That's refreshing news to anyone who's ever bought a cheap inkjet printer, only to find that the cartridges run out a few days later and a replacement set costs almost as much as a whole new printer. But there's nothing cheap about the ESP 7250, which costs twice as much to buy as models like the excellent (though non-Wi-Fi) Canon PIXMA MG5150, or the Wi-Fi enabled Lexmark Interact S605.
Think Kodak and you're probably thinking photos. However, like other current Kodak printers including the ESP 9250 (which includes standalone fax functions), the ESP 7250 is built for general-purpose document printing as well as for photographic output.
There are six inks in all, and while photo printing runs on a five-ink line-up, it's notably different from the typical pigment-based black and dye-based CMYK arrangement used in most Canon printers and the HP Photosmart Premium. In Kodak's case, all the photographic inks are pigment-based.
Keen mathematicians may have noticed that this only adds up to four inks but, because pigment-based inks are notorious for not giving smooth-looking output on glossy paper, the fifth 'ink' is actually a glossy coating.
Sure enough, ink costs can be refreshingly low, especially if you use the high-yield 10XL black cartridge, which is good for about 770 pages of text, as opposed to the 425 pages available from the standard 10B black cartridge supplied with the printer.
This brings mono text page costs down to about 1.6p, which compares favourably with about 2.0p from the HP Photosmart Premium and 2.8p from the latest Canon models such as the iP4850, MG5150 and MG6150.
A colour 6x4 photo print can cost as little as 20p, including paper, which works out at about half the cost of using one of Canon's latest printers, but there's a catch.
All of the Kodak's colour inks come in one single cartridge, so if you print use one particular colour quite heavily, the life of the combined ink cartridge can be greatly reduced, driving costs up again. That's why the vast majority of new printers from Canon, Epson, HP and Lexmark use individually replaceable cartridges for each colour.
In terms of speed, the ESP 7250 proved a little slow for text pages in our tests at about 18 seconds, although it managed the same speed for colour DTP output, which is more impressive.
6x4 photos took 36 seconds each and a full A4 photo took just over two minutes, making the Kodak pretty quick for photographic printing.
Sadly, however, the actual photo quality was nowhere near as good as on printers such as the Canon MG5150 or MG6150, and lagged quite a way behind the Epson P50 or PX720WD, with washed-out colours and a lack of contrast.
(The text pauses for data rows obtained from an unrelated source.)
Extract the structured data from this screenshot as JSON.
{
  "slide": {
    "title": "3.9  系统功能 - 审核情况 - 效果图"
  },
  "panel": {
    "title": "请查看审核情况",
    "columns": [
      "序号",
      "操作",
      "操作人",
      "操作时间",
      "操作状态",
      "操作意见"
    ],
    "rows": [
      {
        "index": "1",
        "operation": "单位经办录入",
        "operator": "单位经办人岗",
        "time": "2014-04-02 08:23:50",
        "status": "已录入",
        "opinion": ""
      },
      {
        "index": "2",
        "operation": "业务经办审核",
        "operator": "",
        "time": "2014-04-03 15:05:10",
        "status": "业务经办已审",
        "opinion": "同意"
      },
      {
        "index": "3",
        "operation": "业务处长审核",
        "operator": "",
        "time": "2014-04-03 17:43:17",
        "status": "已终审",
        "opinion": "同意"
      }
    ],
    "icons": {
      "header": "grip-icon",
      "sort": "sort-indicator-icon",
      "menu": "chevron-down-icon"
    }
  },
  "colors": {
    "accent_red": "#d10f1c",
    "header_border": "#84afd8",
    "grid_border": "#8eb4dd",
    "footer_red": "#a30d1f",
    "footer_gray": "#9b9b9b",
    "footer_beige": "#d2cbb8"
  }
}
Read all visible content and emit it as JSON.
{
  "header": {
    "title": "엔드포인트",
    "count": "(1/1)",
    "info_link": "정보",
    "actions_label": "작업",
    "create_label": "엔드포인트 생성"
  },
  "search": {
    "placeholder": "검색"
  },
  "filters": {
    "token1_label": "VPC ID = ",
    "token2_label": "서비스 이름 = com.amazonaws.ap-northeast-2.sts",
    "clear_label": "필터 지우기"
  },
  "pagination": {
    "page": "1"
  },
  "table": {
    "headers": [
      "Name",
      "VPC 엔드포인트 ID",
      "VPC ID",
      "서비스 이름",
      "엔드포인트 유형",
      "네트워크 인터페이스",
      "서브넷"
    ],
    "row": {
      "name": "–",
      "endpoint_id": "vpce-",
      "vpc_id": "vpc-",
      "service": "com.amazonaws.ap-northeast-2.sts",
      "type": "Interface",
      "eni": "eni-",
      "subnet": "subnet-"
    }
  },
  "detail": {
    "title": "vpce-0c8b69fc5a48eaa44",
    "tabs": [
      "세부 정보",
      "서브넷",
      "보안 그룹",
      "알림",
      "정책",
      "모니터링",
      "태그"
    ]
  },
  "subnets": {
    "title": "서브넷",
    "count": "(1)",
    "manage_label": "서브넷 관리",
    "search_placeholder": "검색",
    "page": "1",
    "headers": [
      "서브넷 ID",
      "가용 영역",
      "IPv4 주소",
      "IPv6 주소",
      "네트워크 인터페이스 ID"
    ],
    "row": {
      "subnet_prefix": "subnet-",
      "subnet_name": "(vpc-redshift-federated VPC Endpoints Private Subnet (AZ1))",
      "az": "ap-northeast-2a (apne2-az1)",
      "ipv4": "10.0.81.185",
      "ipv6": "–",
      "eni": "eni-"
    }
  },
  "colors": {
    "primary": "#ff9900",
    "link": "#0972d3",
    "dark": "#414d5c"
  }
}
There was also a shortage of definition in both highlights and lowlights.